How to complete this task:
Only the lines that include "pads" should be copied from the data below.

---- Materials provided

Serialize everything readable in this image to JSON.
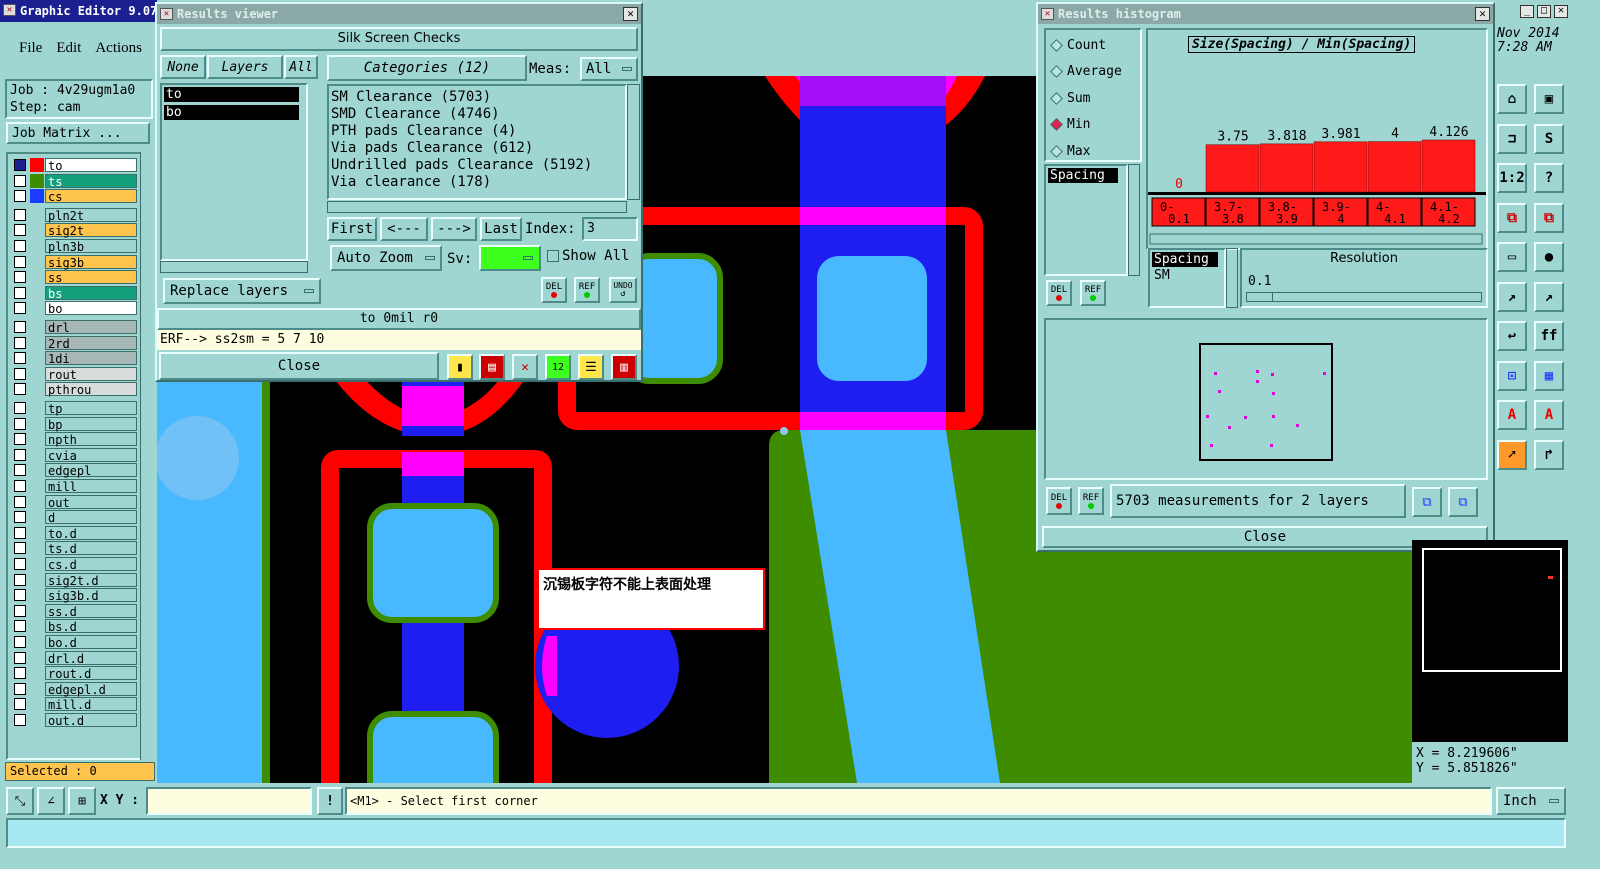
{
  "main_window": {
    "title": "Graphic Editor 9.07",
    "date": "Nov 2014",
    "time": "7:28 AM"
  },
  "menu": [
    "File",
    "Edit",
    "Actions"
  ],
  "job": {
    "job_label": "Job : 4v29ugm1a0",
    "step_label": "Step: cam",
    "job_matrix": "Job Matrix ..."
  },
  "layers": [
    {
      "name": "to",
      "color": "#ff0000",
      "checked": true,
      "state": "active"
    },
    {
      "name": "ts",
      "color": "#3e8c00",
      "checked": false,
      "state": "teal"
    },
    {
      "name": "cs",
      "color": "#1b3cff",
      "checked": false,
      "state": "orange"
    },
    {
      "name": "pln2t",
      "color": "",
      "checked": false,
      "state": "plain"
    },
    {
      "name": "sig2t",
      "color": "",
      "checked": false,
      "state": "orange"
    },
    {
      "name": "pln3b",
      "color": "",
      "checked": false,
      "state": "plain"
    },
    {
      "name": "sig3b",
      "color": "",
      "checked": false,
      "state": "orange"
    },
    {
      "name": "ss",
      "color": "",
      "checked": false,
      "state": "orange"
    },
    {
      "name": "bs",
      "color": "",
      "checked": false,
      "state": "teal"
    },
    {
      "name": "bo",
      "color": "",
      "checked": false,
      "state": "white"
    },
    {
      "name": "drl",
      "color": "",
      "checked": false,
      "state": "grey"
    },
    {
      "name": "2rd",
      "color": "",
      "checked": false,
      "state": "grey"
    },
    {
      "name": "1di",
      "color": "",
      "checked": false,
      "state": "grey"
    },
    {
      "name": "rout",
      "color": "",
      "checked": false,
      "state": "lightgrey"
    },
    {
      "name": "pthrou",
      "color": "",
      "checked": false,
      "state": "lightgrey"
    },
    {
      "name": "tp",
      "color": "",
      "checked": false,
      "state": "plain"
    },
    {
      "name": "bp",
      "color": "",
      "checked": false,
      "state": "plain"
    },
    {
      "name": "npth",
      "color": "",
      "checked": false,
      "state": "plain"
    },
    {
      "name": "cvia",
      "color": "",
      "checked": false,
      "state": "plain"
    },
    {
      "name": "edgepl",
      "color": "",
      "checked": false,
      "state": "plain"
    },
    {
      "name": "mill",
      "color": "",
      "checked": false,
      "state": "plain"
    },
    {
      "name": "out",
      "color": "",
      "checked": false,
      "state": "plain"
    },
    {
      "name": "d",
      "color": "",
      "checked": false,
      "state": "plain"
    },
    {
      "name": "to.d",
      "color": "",
      "checked": false,
      "state": "plain"
    },
    {
      "name": "ts.d",
      "color": "",
      "checked": false,
      "state": "plain"
    },
    {
      "name": "cs.d",
      "color": "",
      "checked": false,
      "state": "plain"
    },
    {
      "name": "sig2t.d",
      "color": "",
      "checked": false,
      "state": "plain"
    },
    {
      "name": "sig3b.d",
      "color": "",
      "checked": false,
      "state": "plain"
    },
    {
      "name": "ss.d",
      "color": "",
      "checked": false,
      "state": "plain"
    },
    {
      "name": "bs.d",
      "color": "",
      "checked": false,
      "state": "plain"
    },
    {
      "name": "bo.d",
      "color": "",
      "checked": false,
      "state": "plain"
    },
    {
      "name": "drl.d",
      "color": "",
      "checked": false,
      "state": "plain"
    },
    {
      "name": "rout.d",
      "color": "",
      "checked": false,
      "state": "plain"
    },
    {
      "name": "edgepl.d",
      "color": "",
      "checked": false,
      "state": "plain"
    },
    {
      "name": "mill.d",
      "color": "",
      "checked": false,
      "state": "plain"
    },
    {
      "name": "out.d",
      "color": "",
      "checked": false,
      "state": "plain"
    }
  ],
  "selected_text": "Selected : 0",
  "results_viewer": {
    "title": "Results viewer",
    "header": "Silk Screen Checks",
    "layer_buttons": [
      "None",
      "Layers",
      "All"
    ],
    "layers_list": [
      "to",
      "bo"
    ],
    "categories_label": "Categories (12)",
    "meas_label": "Meas:",
    "meas_value": "All",
    "categories": [
      "SM Clearance (5703)",
      "SMD Clearance (4746)",
      "PTH pads Clearance (4)",
      "Via pads Clearance (612)",
      "Undrilled pads Clearance (5192)",
      "Via clearance (178)"
    ],
    "nav": {
      "first": "First",
      "prev": "<---",
      "next": "--->",
      "last": "Last",
      "index_label": "Index:",
      "index_value": "3"
    },
    "auto_zoom": "Auto Zoom",
    "sv_label": "Sv:",
    "show_all": "Show All",
    "replace_layers": "Replace layers",
    "small_btns": [
      "DEL",
      "REF",
      "UNDO"
    ],
    "status_line": "to 0mil  r0",
    "erf_line": "ERF--> ss2sm = 5 7 10",
    "close": "Close"
  },
  "histogram": {
    "title": "Results histogram",
    "modes": [
      "Count",
      "Average",
      "Sum",
      "Min",
      "Max"
    ],
    "selected_mode": "Min",
    "field_label": "Spacing",
    "sub_labels": [
      "Spacing",
      "SM"
    ],
    "resolution_label": "Resolution",
    "resolution_value": "0.1",
    "small_btns": [
      "DEL",
      "REF"
    ],
    "summary": "5703 measurements for 2 layers",
    "close": "Close"
  },
  "chart_data": {
    "type": "bar",
    "title": "Size(Spacing) / Min(Spacing)",
    "categories": [
      "0-\n0.1",
      "3.7-\n3.8",
      "3.8-\n3.9",
      "3.9-\n4",
      "4-\n4.1",
      "4.1-\n4.2"
    ],
    "values": [
      0,
      3.75,
      3.818,
      3.981,
      4,
      4.126
    ],
    "labels": [
      "0",
      "3.75",
      "3.818",
      "3.981",
      "4",
      "4.126"
    ],
    "bar_color": "#ff1a1a"
  },
  "canvas": {
    "annotation": "沉锡板字符不能上表面处理",
    "coord_x": "X = 8.219606\"",
    "coord_y": "Y = 5.851826\""
  },
  "toolbar_right": [
    "home",
    "frame",
    "split",
    "S",
    "1:2",
    "?",
    "layers",
    "layers2",
    "ruler",
    "dot",
    "snap1",
    "snap2",
    "return",
    "fF",
    "measure",
    "blocks",
    "arcA",
    "arcB",
    "pointer",
    "pointer2"
  ],
  "bottom": {
    "xy_label": "X Y :",
    "xy_value": "",
    "warn": "!",
    "prompt": "<M1> - Select first corner",
    "units": "Inch"
  }
}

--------

Output for this task:
      "PTH pads Clearance (4)",
      "Via pads Clearance (612)",
      "Undrilled pads Clearance (5192)",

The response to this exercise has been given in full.